Putting off maintenance can destroy your home. Likewise, in our marriage, we need to be aware of things that try to creep in and poison our relationships. It can be anything. It’s important to not allow those leaves, weeds and shadows to overtake our relationships. Working through problems, addressing the issues we have, and giving grace to each other will go a long way in keeping the landscape beautiful.
One thing I remember my husband and I discussing was how odd it was when homeowners live in a broken down home, then “fix it up” right before they sell it. Instead of keeping the house up and improving it to enjoy while they live in it, they just go on year after year putting up with the problems, like appliances that do not work or walls that need to be repaired and painted.
The same can be said of our marriage. We don’t want to be too lax about improving our relationship with our spouse. Once we let it go for so long we realize what a mess we’ve made and it’s harder to go back and repair the damage! Harder, but not impossible! When you start to fix the damage, you add character. And like older houses, older marriages have character. They may be wind beaten and weather battered, but they have character!
Now IF years later, the repair list is longer than when we moved in, we might need to bring in help for that! You know, hire a painter to paint the stairwells, get your friend with a landscaping company to redo your yard! See, by help, I mean an outside source for a fresh perspective. Like an older couple to guide you, or counseling sessions, prayer, or some kind of strategy to work on what’s broken.
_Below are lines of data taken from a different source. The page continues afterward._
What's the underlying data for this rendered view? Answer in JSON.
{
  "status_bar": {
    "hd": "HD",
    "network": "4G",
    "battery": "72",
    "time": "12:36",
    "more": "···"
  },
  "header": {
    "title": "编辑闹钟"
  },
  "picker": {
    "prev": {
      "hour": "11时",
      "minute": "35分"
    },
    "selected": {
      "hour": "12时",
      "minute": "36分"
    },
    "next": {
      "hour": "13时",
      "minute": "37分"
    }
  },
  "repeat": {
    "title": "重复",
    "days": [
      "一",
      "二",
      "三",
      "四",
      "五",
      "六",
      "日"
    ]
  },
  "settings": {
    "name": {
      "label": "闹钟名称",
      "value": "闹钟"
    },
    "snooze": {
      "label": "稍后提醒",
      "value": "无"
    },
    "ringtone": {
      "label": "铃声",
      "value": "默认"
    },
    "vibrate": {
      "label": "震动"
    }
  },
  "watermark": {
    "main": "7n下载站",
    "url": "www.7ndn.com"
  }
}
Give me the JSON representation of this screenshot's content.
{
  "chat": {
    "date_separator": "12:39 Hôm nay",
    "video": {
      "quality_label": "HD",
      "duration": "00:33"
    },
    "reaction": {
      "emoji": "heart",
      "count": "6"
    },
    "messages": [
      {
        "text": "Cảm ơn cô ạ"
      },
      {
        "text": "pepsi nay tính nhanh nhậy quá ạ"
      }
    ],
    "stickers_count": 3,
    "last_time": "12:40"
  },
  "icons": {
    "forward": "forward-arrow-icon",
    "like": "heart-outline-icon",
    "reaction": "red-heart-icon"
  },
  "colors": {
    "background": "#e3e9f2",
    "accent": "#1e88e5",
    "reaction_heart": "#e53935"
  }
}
Proverbs 24:3 “Through wisdom is an house builded; and by understanding it is established”
Sadly, some people just give up on their house and get rid of it “as-is” … then try to move on to a new house… unfortunately, the bad habits that messed up the first house are usually still present. If you’ve gone through a divorce you know how hard it can be to “start over” and statistics show that re-marriage is even less likely to last than first marriages.
Let’s face it … Marriage is WORK. Hard work. In the end, if you want one that lasts, you have to repair it along the way. That is why it’s important to work things out, patch things up, build new rooms together and keep it fresh!
Repair can happen through prayer, listening and communicating, learning to laugh at yourself and not take everything so seriously, and spending time together.
In part two, I’ll be sharing some ideas for working on repairing marriage issues.